→ RECORDS FOR THE TASK:
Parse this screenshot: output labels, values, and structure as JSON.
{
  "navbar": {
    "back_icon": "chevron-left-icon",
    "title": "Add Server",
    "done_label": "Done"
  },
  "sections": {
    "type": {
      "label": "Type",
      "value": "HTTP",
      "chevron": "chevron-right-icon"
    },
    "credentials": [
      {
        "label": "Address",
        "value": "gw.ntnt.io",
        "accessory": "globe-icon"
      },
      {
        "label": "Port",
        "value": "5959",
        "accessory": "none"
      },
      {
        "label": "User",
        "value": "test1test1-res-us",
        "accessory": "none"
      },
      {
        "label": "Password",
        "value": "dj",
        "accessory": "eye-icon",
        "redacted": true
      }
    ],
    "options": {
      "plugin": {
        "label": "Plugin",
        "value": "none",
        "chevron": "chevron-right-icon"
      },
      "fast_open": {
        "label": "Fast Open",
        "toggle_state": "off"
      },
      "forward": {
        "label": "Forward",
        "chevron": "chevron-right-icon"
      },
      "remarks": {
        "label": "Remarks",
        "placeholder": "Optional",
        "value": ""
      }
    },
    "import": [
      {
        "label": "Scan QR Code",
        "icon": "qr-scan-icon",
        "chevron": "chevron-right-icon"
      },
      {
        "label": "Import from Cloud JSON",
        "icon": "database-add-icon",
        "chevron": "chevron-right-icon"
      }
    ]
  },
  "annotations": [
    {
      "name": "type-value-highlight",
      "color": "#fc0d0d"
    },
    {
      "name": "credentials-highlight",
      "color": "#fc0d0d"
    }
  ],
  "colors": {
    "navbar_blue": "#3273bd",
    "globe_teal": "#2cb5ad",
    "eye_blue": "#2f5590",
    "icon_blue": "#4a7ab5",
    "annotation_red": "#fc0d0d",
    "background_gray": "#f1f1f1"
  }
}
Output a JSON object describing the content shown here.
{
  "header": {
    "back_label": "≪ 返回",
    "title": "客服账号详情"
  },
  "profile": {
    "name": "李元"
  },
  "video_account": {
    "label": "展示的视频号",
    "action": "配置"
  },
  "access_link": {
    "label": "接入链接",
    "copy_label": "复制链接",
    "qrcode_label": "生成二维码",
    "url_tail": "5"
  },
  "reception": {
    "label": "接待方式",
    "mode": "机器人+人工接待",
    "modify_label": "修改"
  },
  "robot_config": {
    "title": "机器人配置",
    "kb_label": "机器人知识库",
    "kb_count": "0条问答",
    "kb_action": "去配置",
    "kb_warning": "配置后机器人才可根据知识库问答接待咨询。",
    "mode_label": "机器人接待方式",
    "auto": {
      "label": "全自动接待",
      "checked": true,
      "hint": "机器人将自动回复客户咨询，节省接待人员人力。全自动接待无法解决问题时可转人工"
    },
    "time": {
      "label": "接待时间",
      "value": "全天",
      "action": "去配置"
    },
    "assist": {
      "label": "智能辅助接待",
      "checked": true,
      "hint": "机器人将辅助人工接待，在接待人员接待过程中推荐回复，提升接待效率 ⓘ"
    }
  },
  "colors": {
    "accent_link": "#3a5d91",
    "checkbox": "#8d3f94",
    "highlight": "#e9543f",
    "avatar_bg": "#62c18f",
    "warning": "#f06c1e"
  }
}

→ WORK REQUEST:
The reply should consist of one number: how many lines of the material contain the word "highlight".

→ ANSWER FOR THIS EXERCISE:
3